I’m a woman entering into the License/Msc. at SUNY. I was researching that a 3rd mate makes 50,000-70,000 a year, is that correct? From others I hear 120,000. I just want to be sure that if I am investing money/time/physical energy that the longterm employment benefits are equal to the time spent getting it? I already have a master’s degree and I hope that this will be a smart investment for my future. I love traveling and wouldn’t mind working with cruise ships/yachts in the future.

I am slightly anxious about the cruises, how are they? Is it better to just get the Msc. or the Msc/License? I would like to hear about it. I also obtained statistics that only 3,900 americans have this License, so it must be in great demand.

if you are interested in yachting, going to one of the acadamies is not the answer. Basic BST’s will get you started and as you acrue sea time you can work on increasing your credentials.

Cruise boats on the other hand are commercial vessel and are crewed as such making an acadamy experience more appropriate.

I am a (female) Maine '08 alumni, but I agree with rigdvr, if you are interested in yachting, the academies are not for you. I am a 2nd SGT/1600 from Maine working on a mud boat in the Gulf of Mexico, making +/-120k/year (before taxes, of course)- if working on a mud boat in Louisiana for 8 months out of a year sounds right to you- you can make some jack. If working on a cruise ship sounds better- prepare to be disappointed in regards to pay. If you want to yacht- you are wasting you time and money.

If you are worried about job security, there is reason to be a little on edge here. There is talk about repealing the Jones Act (thank you McCain) and US shipping is, depending on who you talk to, steady or falling. My company has not raised pay in about 5 years, many in my industry (domestic oil and gas) have laid off/cut salaries in the past 2 years. With this ‘moritorium’, there is a growing industry that has, in effect, totally stalled and is in the process of relocating.

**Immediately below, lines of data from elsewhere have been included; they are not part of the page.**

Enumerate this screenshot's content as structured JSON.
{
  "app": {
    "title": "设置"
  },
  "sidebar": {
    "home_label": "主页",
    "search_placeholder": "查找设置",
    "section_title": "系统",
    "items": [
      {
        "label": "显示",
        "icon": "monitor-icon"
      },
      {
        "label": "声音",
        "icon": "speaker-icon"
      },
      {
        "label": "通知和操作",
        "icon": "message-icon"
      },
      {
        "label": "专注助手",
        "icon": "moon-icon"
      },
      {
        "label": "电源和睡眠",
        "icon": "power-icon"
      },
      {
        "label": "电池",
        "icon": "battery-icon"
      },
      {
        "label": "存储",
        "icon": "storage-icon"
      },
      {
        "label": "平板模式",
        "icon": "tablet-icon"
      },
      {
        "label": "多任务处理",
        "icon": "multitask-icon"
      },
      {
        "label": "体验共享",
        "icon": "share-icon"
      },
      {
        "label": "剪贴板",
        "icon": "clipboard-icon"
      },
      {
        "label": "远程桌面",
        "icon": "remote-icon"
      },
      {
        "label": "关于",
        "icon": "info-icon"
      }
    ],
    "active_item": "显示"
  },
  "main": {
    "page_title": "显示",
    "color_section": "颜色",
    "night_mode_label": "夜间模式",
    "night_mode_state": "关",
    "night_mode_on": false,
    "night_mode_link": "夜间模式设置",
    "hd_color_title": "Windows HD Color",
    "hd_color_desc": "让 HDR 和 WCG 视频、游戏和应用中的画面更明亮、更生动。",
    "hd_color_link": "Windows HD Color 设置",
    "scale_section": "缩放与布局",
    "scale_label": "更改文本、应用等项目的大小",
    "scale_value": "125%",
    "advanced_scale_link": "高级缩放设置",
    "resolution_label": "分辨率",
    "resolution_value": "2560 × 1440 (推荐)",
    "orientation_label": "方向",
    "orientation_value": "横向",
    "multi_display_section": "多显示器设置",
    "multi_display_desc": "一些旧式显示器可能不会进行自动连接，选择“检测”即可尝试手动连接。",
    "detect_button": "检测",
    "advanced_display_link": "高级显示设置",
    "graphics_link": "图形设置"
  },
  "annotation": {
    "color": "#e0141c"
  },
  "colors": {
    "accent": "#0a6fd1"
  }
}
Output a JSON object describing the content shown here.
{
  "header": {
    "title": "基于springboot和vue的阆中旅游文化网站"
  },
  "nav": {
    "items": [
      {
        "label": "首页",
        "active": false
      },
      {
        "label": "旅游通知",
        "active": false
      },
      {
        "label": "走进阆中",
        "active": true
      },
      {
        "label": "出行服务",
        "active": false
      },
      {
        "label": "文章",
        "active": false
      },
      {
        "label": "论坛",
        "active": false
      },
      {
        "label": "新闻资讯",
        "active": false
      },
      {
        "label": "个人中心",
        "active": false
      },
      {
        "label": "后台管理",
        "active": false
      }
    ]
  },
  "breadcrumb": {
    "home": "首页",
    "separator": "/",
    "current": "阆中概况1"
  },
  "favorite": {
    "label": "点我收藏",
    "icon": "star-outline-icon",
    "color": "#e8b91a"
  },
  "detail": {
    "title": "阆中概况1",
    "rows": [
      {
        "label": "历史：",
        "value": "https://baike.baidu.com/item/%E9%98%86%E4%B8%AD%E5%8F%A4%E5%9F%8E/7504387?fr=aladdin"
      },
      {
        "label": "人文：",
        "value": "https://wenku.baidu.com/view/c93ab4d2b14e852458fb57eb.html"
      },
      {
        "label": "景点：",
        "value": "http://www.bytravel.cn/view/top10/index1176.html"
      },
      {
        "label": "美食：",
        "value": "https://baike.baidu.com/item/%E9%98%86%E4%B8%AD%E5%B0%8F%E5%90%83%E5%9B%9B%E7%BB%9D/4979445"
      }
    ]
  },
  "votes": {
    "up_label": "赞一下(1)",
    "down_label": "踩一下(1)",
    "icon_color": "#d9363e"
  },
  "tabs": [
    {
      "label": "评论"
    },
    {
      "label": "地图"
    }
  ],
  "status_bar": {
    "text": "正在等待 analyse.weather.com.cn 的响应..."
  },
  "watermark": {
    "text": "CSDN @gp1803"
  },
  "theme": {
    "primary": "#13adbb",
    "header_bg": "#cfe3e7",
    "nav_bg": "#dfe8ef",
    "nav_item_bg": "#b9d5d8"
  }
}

I work 4 weeks straight, 12 hours a day, and go home for 2.

I would say from the sound of your post not to burn your bridges on shore- but give SUNY your best shot. . .I mean 110%. Or, consontrate on engineering- where your skills are more reasonably transferable back to shore.

PS, as a woman- you have to be fearless in this field, imho.